Your task: Aside from the pictures, copy the listing exactly.

************

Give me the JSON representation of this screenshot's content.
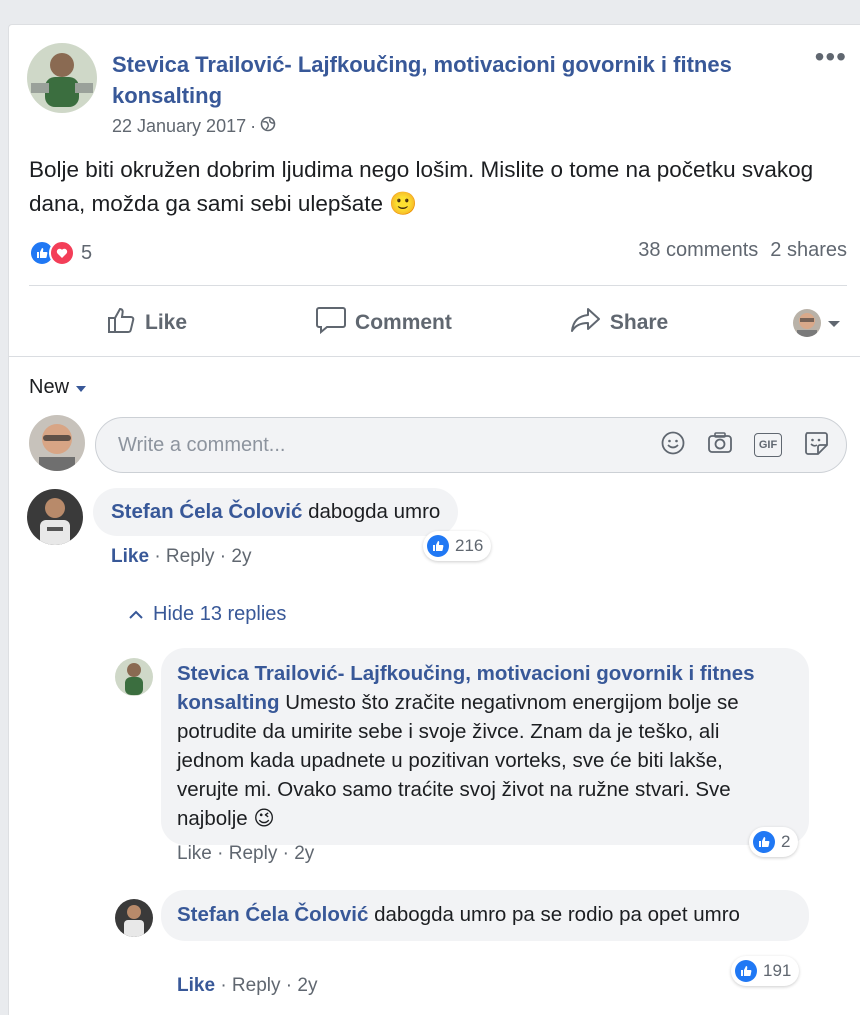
{
  "post": {
    "author": "Stevica Trailović- Lajfkoučing, motivacioni govornik i fitnes konsalting",
    "date": "22 January 2017",
    "separator": "·",
    "more_label": "•••",
    "text": "Bolje biti okružen dobrim ljudima nego lošim. Mislite o tome na početku svakog dana, možda ga sami sebi ulepšate 🙂",
    "reaction_count": "5",
    "comments_count": "38 comments",
    "shares_count": "2 shares"
  },
  "actions": {
    "like": "Like",
    "comment": "Comment",
    "share": "Share"
  },
  "comments_section": {
    "filter": "New",
    "input_placeholder": "Write a comment...",
    "gif_label": "GIF"
  },
  "comments": [
    {
      "author": "Stefan Ćela Čolović",
      "text": "dabogda umro",
      "like": "Like",
      "reply": "Reply",
      "age": "2y",
      "reactions": "216"
    }
  ],
  "hide_replies": "Hide 13 replies",
  "replies": [
    {
      "author": "Stevica Trailović- Lajfkoučing, motivacioni govornik i fitnes konsalting",
      "text": "Umesto što zračite negativnom energijom bolje se potrudite da umirite sebe i svoje živce. Znam da je teško, ali jednom kada upadnete u pozitivan vorteks, sve će biti lakše, verujte mi. Ovako samo traćite svoj život na ružne stvari. Sve najbolje 😉",
      "like": "Like",
      "reply": "Reply",
      "age": "2y",
      "reactions": "2"
    },
    {
      "author": "Stefan Ćela Čolović",
      "text": "dabogda umro pa se rodio pa opet umro",
      "like": "Like",
      "reply": "Reply",
      "age": "2y",
      "reactions": "191"
    }
  ],
  "colors": {
    "link": "#385898",
    "like_blue": "#2078f4",
    "love_red": "#f33e58",
    "muted": "#606770"
  }
}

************

Response for this exercise:
Give me the JSON representation of this screenshot's content.
{
  "post": {
    "author": "Stevica Trailović- Lajfkoučing, motivacioni govornik i fitnes konsalting",
    "date": "22 January 2017",
    "separator": "·",
    "more_label": "•••",
    "text": "Bolje biti okružen dobrim ljudima nego lošim. Mislite o tome na početku svakog dana, možda ga sami sebi ulepšate 🙂",
    "reaction_count": "5",
    "comments_count": "38 comments",
    "shares_count": "2 shares"
  },
  "actions": {
    "like": "Like",
    "comment": "Comment",
    "share": "Share"
  },
  "comments_section": {
    "filter": "New",
    "input_placeholder": "Write a comment...",
    "gif_label": "GIF"
  },
  "comments": [
    {
      "author": "Stefan Ćela Čolović",
      "text": "dabogda umro",
      "like": "Like",
      "reply": "Reply",
      "age": "2y",
      "reactions": "216"
    }
  ],
  "hide_replies": "Hide 13 replies",
  "replies": [
    {
      "author": "Stevica Trailović- Lajfkoučing, motivacioni govornik i fitnes konsalting",
      "text": "Umesto što zračite negativnom energijom bolje se potrudite da umirite sebe i svoje živce. Znam da je teško, ali jednom kada upadnete u pozitivan vorteks, sve će biti lakše, verujte mi. Ovako samo traćite svoj život na ružne stvari. Sve najbolje 😉",
      "like": "Like",
      "reply": "Reply",
      "age": "2y",
      "reactions": "2"
    },
    {
      "author": "Stefan Ćela Čolović",
      "text": "dabogda umro pa se rodio pa opet umro",
      "like": "Like",
      "reply": "Reply",
      "age": "2y",
      "reactions": "191"
    }
  ],
  "colors": {
    "link": "#385898",
    "like_blue": "#2078f4",
    "love_red": "#f33e58",
    "muted": "#606770"
  }
}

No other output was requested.